Children at a North Yorkshire primary school have created their own mini museum, after receiving Roman artefacts discovered beneath their school by archaeologists.
When Norton Community Primary School expanded onto additional premises on Langton Road during 2016 to 2017, archaeologists discovered a wealth of important finds relating to Roman Norton and Malton. The town was the location of a large Roman fort and wider Roman settlement which grew up around it.
They included an unusually complete Roman cremation burial, known as a bustum, where the remains of the body were left undisturbed in the ashes of the funeral pyre. Archaeologists discovered that the person cremated had been a second to third-century Roman solider, presumably station in the nearby fort at Malton.
Another intriguing discovery was a burial containing two goose heads, the reason for which remains unclear. Other finds included jet jewellery, complete copper bracelets and fragments of a ceramic cockerel, potentially linked with the god Mercury.
The excavation, which was carried out by JB Archaeology, also uncovered traces of a number of stone buildings, including a corn drier/malting oven.
The most valuable and significant finds have been recorded and deposited at Malton Museum, but there is still a variety of other Roman material for school children to explore.
We have now shared some of these finds with local primary schools by producing education boxes tailored for seven to 11-year-olds.

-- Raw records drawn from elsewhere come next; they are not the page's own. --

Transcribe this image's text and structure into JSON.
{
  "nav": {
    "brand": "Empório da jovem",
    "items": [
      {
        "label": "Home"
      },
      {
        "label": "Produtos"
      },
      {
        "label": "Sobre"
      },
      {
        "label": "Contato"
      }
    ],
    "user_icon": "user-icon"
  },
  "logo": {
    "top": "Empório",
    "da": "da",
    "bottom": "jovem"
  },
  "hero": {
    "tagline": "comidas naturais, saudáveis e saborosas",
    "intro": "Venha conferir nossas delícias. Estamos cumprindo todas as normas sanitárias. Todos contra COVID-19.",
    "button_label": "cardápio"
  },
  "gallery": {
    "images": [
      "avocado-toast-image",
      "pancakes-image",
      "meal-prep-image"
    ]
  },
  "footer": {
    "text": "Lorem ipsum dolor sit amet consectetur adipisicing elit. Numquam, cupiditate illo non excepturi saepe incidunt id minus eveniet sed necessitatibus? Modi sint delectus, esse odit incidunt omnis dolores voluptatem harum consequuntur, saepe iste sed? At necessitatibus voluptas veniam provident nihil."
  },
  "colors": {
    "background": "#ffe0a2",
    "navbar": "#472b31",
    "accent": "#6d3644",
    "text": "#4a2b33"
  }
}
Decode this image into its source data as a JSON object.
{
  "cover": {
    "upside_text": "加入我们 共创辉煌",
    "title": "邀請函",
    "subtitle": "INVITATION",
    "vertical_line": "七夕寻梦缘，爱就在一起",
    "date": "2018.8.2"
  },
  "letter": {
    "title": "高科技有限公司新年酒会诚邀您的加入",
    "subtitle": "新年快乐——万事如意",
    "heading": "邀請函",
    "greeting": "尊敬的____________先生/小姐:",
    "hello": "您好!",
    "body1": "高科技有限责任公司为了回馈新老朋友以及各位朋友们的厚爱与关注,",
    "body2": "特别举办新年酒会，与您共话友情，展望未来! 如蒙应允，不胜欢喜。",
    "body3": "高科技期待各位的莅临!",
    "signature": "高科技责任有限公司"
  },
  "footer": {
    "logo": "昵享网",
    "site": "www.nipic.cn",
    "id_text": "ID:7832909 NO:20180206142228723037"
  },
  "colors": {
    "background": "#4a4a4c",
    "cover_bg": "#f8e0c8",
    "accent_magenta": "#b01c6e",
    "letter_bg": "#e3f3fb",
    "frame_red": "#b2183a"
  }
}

The education boxes, produced by JB Archaeology, who undertook the excavation at Brooklyn House, contain examples of different types of pottery, including examples of amphorae, used for importing wine or oil from the Mediterranean and Spain, as well as material from local potteries and animal bones which reveal the types of food available to the people of Roman Norton. Included are information packs which provide schools with information on life in Roman Malton and Norton.

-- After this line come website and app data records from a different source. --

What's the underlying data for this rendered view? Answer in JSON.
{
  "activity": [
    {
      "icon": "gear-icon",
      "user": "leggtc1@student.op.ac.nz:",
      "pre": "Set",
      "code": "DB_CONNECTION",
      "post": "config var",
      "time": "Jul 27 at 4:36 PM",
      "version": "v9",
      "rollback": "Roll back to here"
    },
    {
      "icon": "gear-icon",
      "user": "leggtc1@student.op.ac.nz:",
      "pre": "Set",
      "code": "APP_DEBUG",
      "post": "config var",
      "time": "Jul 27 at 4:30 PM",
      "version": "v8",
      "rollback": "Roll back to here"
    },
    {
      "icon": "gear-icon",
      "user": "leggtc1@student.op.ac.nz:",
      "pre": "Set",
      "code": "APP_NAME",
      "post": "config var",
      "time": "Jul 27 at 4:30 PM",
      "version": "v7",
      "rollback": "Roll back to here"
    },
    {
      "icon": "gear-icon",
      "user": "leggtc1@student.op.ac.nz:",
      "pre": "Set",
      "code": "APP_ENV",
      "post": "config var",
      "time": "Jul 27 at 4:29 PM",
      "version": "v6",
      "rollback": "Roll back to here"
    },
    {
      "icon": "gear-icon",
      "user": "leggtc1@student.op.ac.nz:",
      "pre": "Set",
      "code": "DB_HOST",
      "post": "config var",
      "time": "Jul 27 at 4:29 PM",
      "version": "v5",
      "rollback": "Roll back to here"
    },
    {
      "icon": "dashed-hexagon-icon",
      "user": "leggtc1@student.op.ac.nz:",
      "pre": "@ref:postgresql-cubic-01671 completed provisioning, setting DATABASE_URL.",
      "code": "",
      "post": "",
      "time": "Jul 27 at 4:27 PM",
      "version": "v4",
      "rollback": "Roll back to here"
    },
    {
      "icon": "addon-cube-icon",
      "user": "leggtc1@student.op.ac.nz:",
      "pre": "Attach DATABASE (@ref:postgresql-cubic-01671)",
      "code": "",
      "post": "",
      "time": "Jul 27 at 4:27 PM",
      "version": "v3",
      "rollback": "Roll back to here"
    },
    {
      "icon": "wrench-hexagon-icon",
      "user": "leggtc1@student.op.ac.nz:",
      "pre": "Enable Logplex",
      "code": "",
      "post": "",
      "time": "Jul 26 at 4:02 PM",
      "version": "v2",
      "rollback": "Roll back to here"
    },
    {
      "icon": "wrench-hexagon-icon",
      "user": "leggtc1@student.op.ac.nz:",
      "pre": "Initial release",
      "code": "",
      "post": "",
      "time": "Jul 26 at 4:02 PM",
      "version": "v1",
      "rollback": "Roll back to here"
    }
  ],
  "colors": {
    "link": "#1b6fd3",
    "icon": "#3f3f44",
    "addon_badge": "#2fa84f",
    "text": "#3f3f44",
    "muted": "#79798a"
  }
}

Norton Community Primary School has used the education resource to create a Roman museum in school.
Headteacher, Liz Parker, said: “The Year 4 children have really enjoyed seeing the artefacts and decided that they should make a museum to present them in.
“They spent time researching facts and making posters to advertise their museum for visitors from the rest of the school. It really brought the topic of Romans alive and made it even more special to know that the artefacts came from the grounds of their own school.
“With all the restrictions put upon schools and children this year, it was a welcome change to be able to visit the Museum and take part in educational activities to bring their learning alive.”
County Councillor Patrick Mulligan, Executive Member for Schools, said: “The artefacts discovered by archaeologists during the development of Norton Community Primary School’s Langton Road site, provide a significant and fascinating insight into life in Roman Norton and Malton.
“While the most important and significant finds are now housed at Malton Museum, we are pleased that we have been able to provide children locally with some of the other artefacts excavated. It has given them a fantastic opportunity to gain more understanding of their local heritage and an insight into how life in Roman Norton and Malton once looked.”
A publication looking at the finds and the insights into Roman life in Malton has also now been produced. Entitled Life, Death and Rubbish Disposal in Roman Norton, North Yorkshire: Excavations at Brooklyn House 2015-16 by Janet Phillips and Pete Wilson. Copies are available to read at North Yorkshire’s libraries in Malton, Norton and Pickering and at the County Council’s Historic Environment Record in Northallerton.